By David Klee (@kleegeek)
Introducing a virtualization solution into an existing environment should not be considered complete once the final server is migrated or host is powered on. Simply virtualizing a system stack and walking away is not enough.
Virtualization adds a new layer to the infrastructure. It is necessary for all system owners (DBAs in particular) to have a solid understanding of this new layer to properly manage the virtualized database servers. Access into this new layer for performance metrics capture is required so the DBA has a more complete view of the ecosystem. Training is necessary for the DBAs so they can properly interpret the new layer of data.
In some environments, this virtualization layer is inaccessible which makes it a black box for anybody managing items above it. The system stack underneath the application is already a black box in other environments. Organizational silos can exist and those limit the administrator’s scope. For insight into the virtualization host and storage, resource utilization and performance statistics are important. Database administrators need to be able to gather and interpret these statistics in order to better manage their systems.
As database administrators, we need to know what is going on in the entire system underneath our database servers. DBAs have been using various tools for years to get these details – Perfmon, DMVs, and third party tools. Other reports are not so obvious or readily available – SAN performance, network traffic, and application performance spring to mind.

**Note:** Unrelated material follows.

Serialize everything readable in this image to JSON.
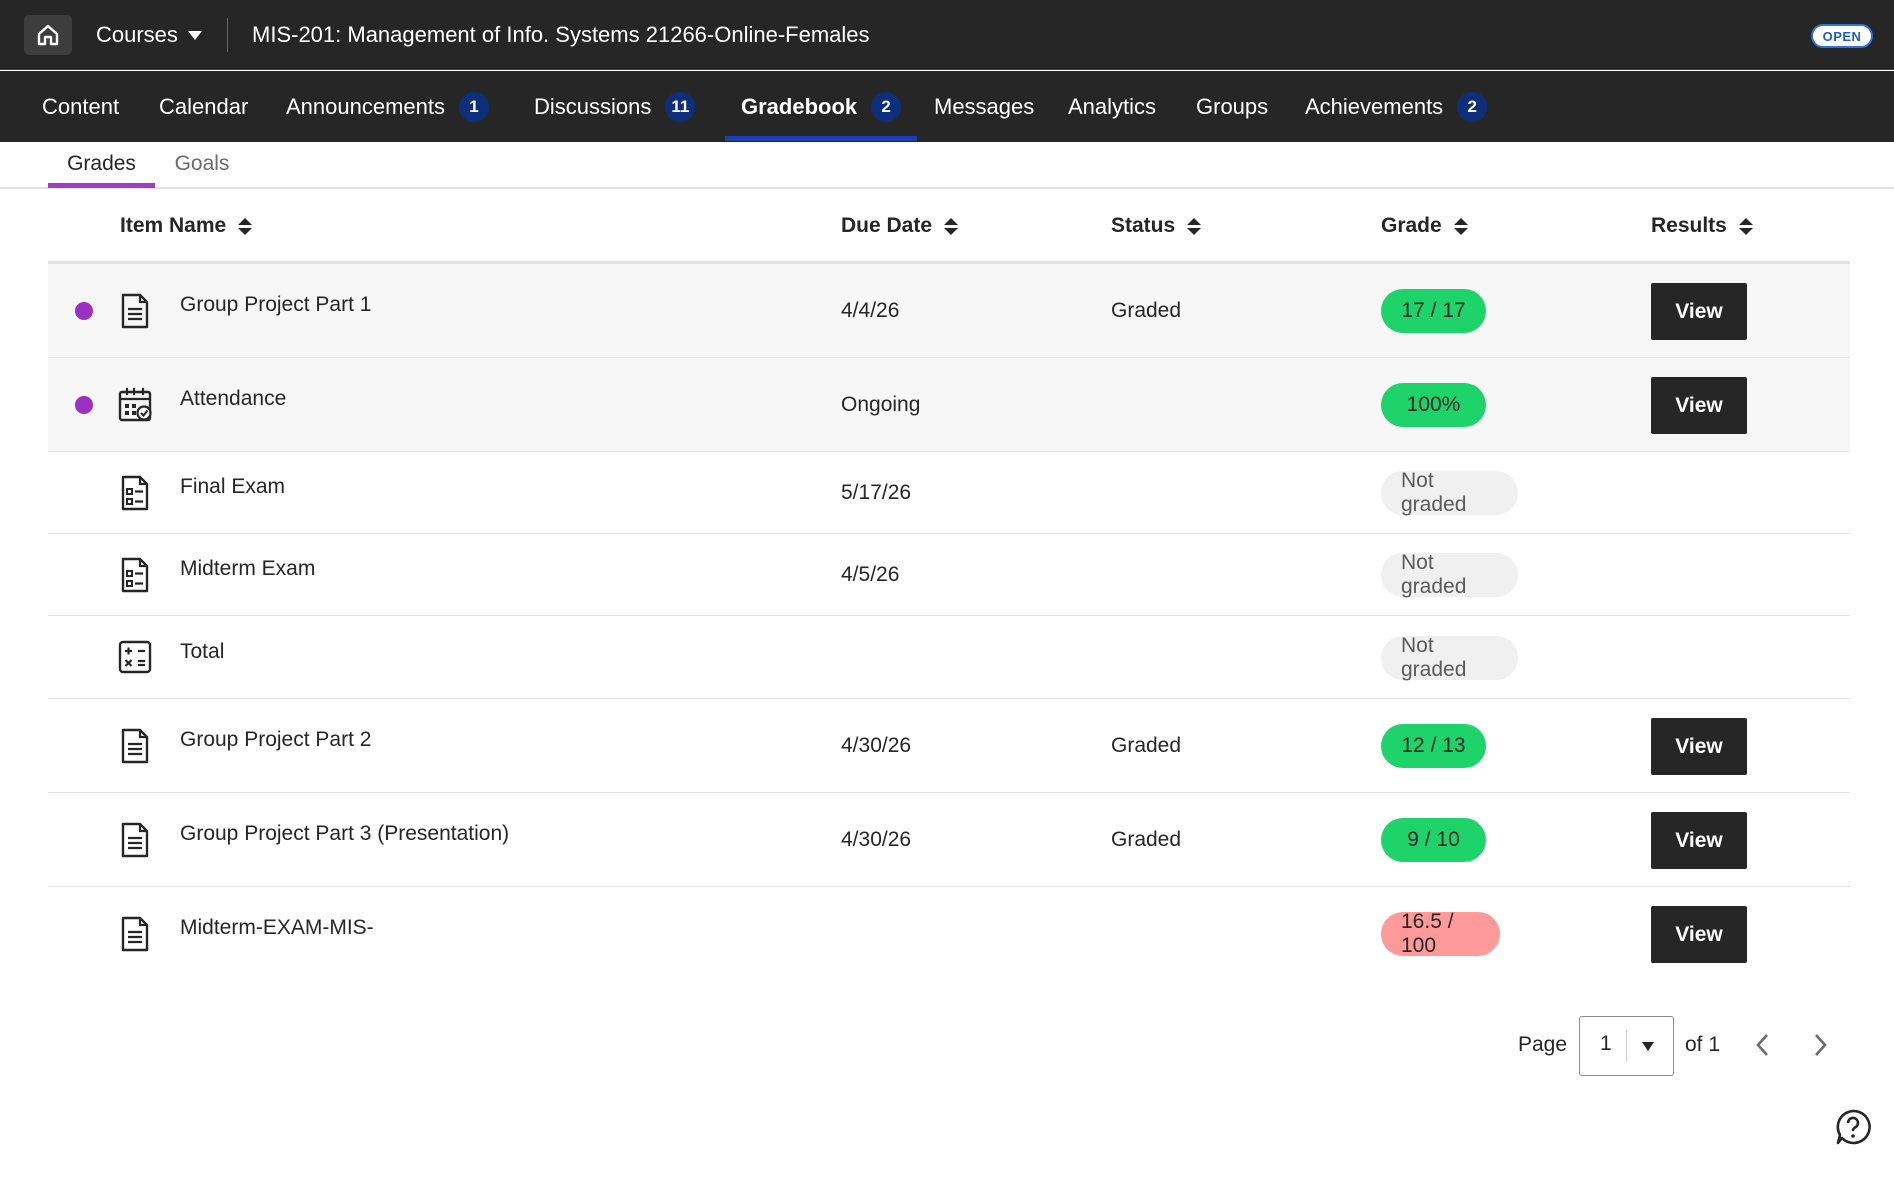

Greater insight into the full system stack must be granted to the system stack owners (be it DBAs, system administrators, etc.). This is accomplished by opening up statistics access, but that’s not always enough. Additional training for the administrator is required so these statistics can be properly interpreted.
For example, would a traditional DBA know anything about network Layer-3 flow control or storage RAID configuration for multiple disk groups and the impact of other system backups on the same set of disks? It’s doubtful. Should they? I’d like to think they should have at least a basic understanding of the two. Having metrics from these scenarios to overlay with their systems can demonstrate the underlying cause of previously known but unidentified issues. Many of these issues are buried in configurations that are functionally transparent to the database system stack, but will materialize in performance problems.
Virtualization has the same sort of challenges. Would a traditional DBA understand a host-level CPU Ready metric without a thorough explanation first? What about memory ballooning? Think about how detrimental either of these can be to performance. Both are immediately accessible through either Perfmon or the vCenter statistics screen. In just a few seconds, an administrator can check these items for their performance levels and respond if they are out of the ordinary.
Any organization that utilizes performance data analysis for capacity planning already has a good handle on which performance metrics they collect. There will also be a stockpile of performance data that has not been utilized, the DBA will benefit from opening up this collection of statistics. One benefit that comes to mind is the greater insight into the system’s interactions and how they affect performance.
Grant your DBA (at minimum) read-only access into vCenter performance screens, which will open the black boxes on the infrastructure items underneath their systems. Provide training on how to interpret statistics on these systems. Help DBAs to better understand their environment and the performance statistics available, and they will help your business by becoming more efficient and effective.